This year’s edition of the LOEWE FOUNDATION Craft Prize brought together a thought-provoking selection of works that display a mastery of material, technique and creative innovation. Infused with an experimental spirit, the spotlighted objects not only reflect their maker’s personal language and distinct hand, but also speak to the culture of our time. Winner Dahye Jeong’s basket made from horsehair utilises an ancient hat-making technique that had previously been considered a lost skill in Korea. The jury celebrated Jeong’s dedication to reviving and updating the tradition, as well as the delicate perfection, transparency and lightness of the work. Jeong, who studied sculpture as an undergraduate and later textiles at graduate level at Korea Traditional Culture University, is currently undertaking doctoral studies in traditional textiles. To learn more about her fascinating work, Something Curated spoke with the skilled artist.
Something Curated: What first sparked your interest in exploring traditional textiles?
Dahye Jeong: In 2017, the Korea Craft and Design Foundation (KCDF – the only foundation promoting craft in Korea, similar to the UK Crafts Council) initiated a project that sought to develop regional craft. I was born and raised in Jeju Island off the southern coast of South Korea, which has a strong craft tradition, and decided to apply. Through this initiative I was able to learn about different techniques used in making the traditional Korean men’s headwear worn in the Joseon Dynasty (1392–1910). I learnt techniques to make ‘mang-geon’ (a headband worn under the hat, made of horsehair) and ‘tang-geon’ (headwear made of horsehair, shaped like a skull and worn by officials).
In total I took about eight classes to learn the basic skills. The techniques themselves were easy to learn as they are quite simple; however, interpreting them in different ways has been difficult. For about five years I have been experimenting with these techniques, making small shapes to begin with. Traditional Korean craft has always been a strong interest of mine and one of the first bodies of work I created using horsehair was a series based on traditional Korean fans and trinkets. As part of my research for the project I travelled around Korea, visiting national museums to study their collections and was able to see up close ancient examples of how horsehair had been used across a range of objects and garments.

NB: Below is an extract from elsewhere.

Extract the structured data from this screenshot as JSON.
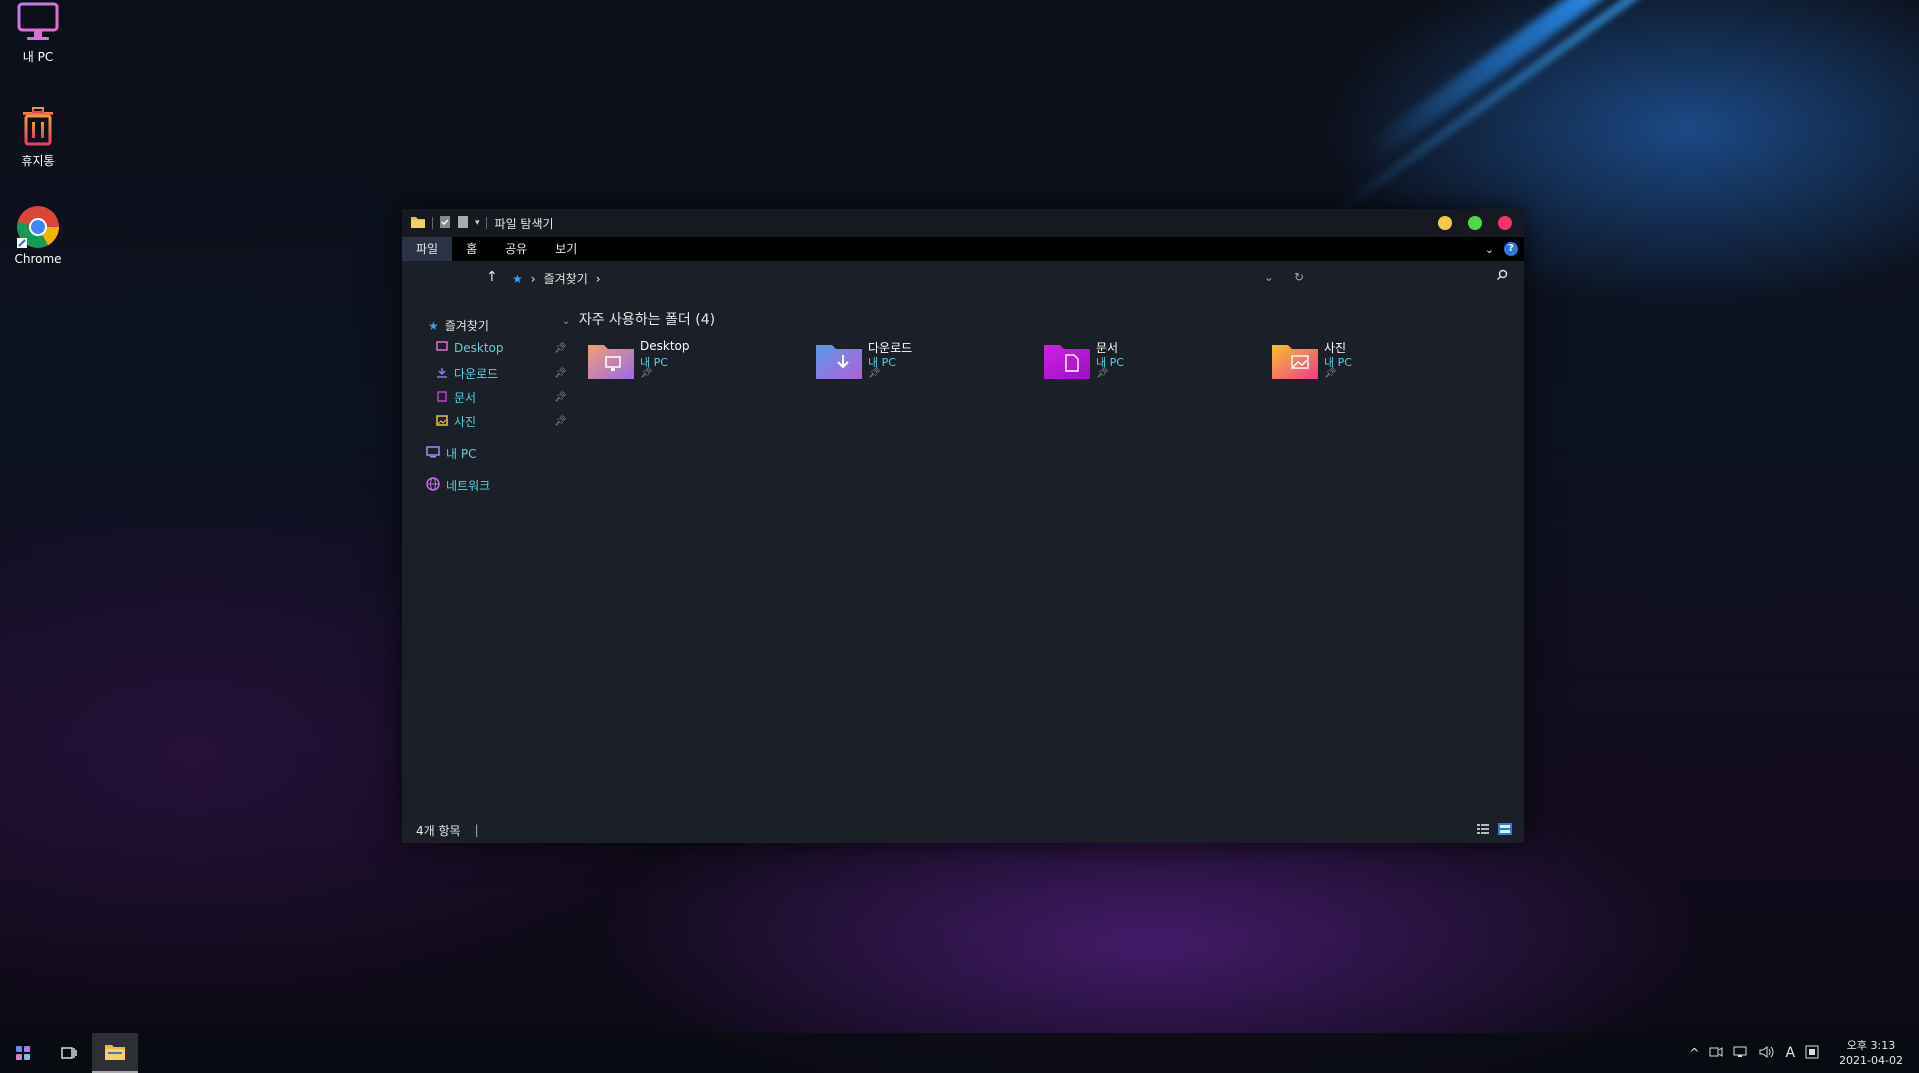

I originally studied sculpture at university but struggled with developing abstract concepts as I was drawn to more concrete subjects. Even during my university years, I was already interested in exploring natural fibers and textiles and was creating sculptures using these materials. I think this interest was influenced by my parents, who own a natural dye farm and run classes teaching natural dyeing techniques. This interest in textiles led me to apply to the Korea National University of Cultural Heritage for my master’s degree. The university has a strong textiles department and they have produced some leading makers in the field.
SC: Can you tell us about A Time of Sincerity, the work that earned you the 2022 LOEWE FOUNDATION Craft Prize?
DJ: During my master’s degree, I lost my confidence as I realised that there were so many good artists out there working today. I thought that I was not good enough and almost gave up. For the past five years, I have wanted to focus inward to prove to myself that I could create something interesting. A Time of Sincerity is the start of my belief in myself; it is about remaining true to my inner voice. Creating the piece was a culmination of an encounter with ‘sabang-gwan’ (a type of traditional Korean headwear worn during the middle part of the Joseon Dynasty), which inspired me to create something different with horsehair, combined with wanting to explore the translucent properties of horsehair to play with shadow and light. The light in Jeju Island has a really unique quality – the sun’s rays there seem to be more ‘golden’ and it’s an image I hold close to my heart and so wanted to evoke in my work.
SC: What draws you to the medium of horsehair; and could you expand on the fascinating technique’s cultural significance?
DJ: My training at a specialist school, a university that focuses on re-interpreting tradition, led me to work with horsehair. It has a long tradition in Korea stretching back hundreds of years, however in recent times the technique has been forgotten. Jeju Island where I’m from has a strong association with this ancient craft as the island is known for its horses and even has its own local breed, the Jeju Horse. I wanted to revive this ancient craft as I feel as if I were one with the material and I am interested in the elasticity, strength and three-dimensional effect the material gives. Horsehair is a natural material and I like that it can be composted down and returned to nature. In my work I combine Korean horsehair with imported types – Korean horsehair is praised for its fineness however once cut, horsehair takes four years to grow back, so I use a combination of Korean and American, which is coarser, in my work.
SC: What can we look forward to from you next?
DJ: I’d like to show my work outside of Korea. I’m consistently working towards developing my practice, exploring new ways of making, and adapting the methods and materials I use. I’d like to take the piece I submitted to the LOEWE FOUNDATION Craft Prize 2022 as a starting point to move forward, working towards making ‘hats’, actual wearable headpieces. I often think about dressing Marvel Characters with headwear made from horsehair, based on traditional Korean shapes and forms. I hope that one day I will be given the opportunity to collaborate with a fashion designer to create a collection of hats directly inspired by the headwear of the Joseon Dynasty. I would love to plan a solo exhibition based on this notion.
Feature image: Dahye Jeong working on small pieces for making a mobile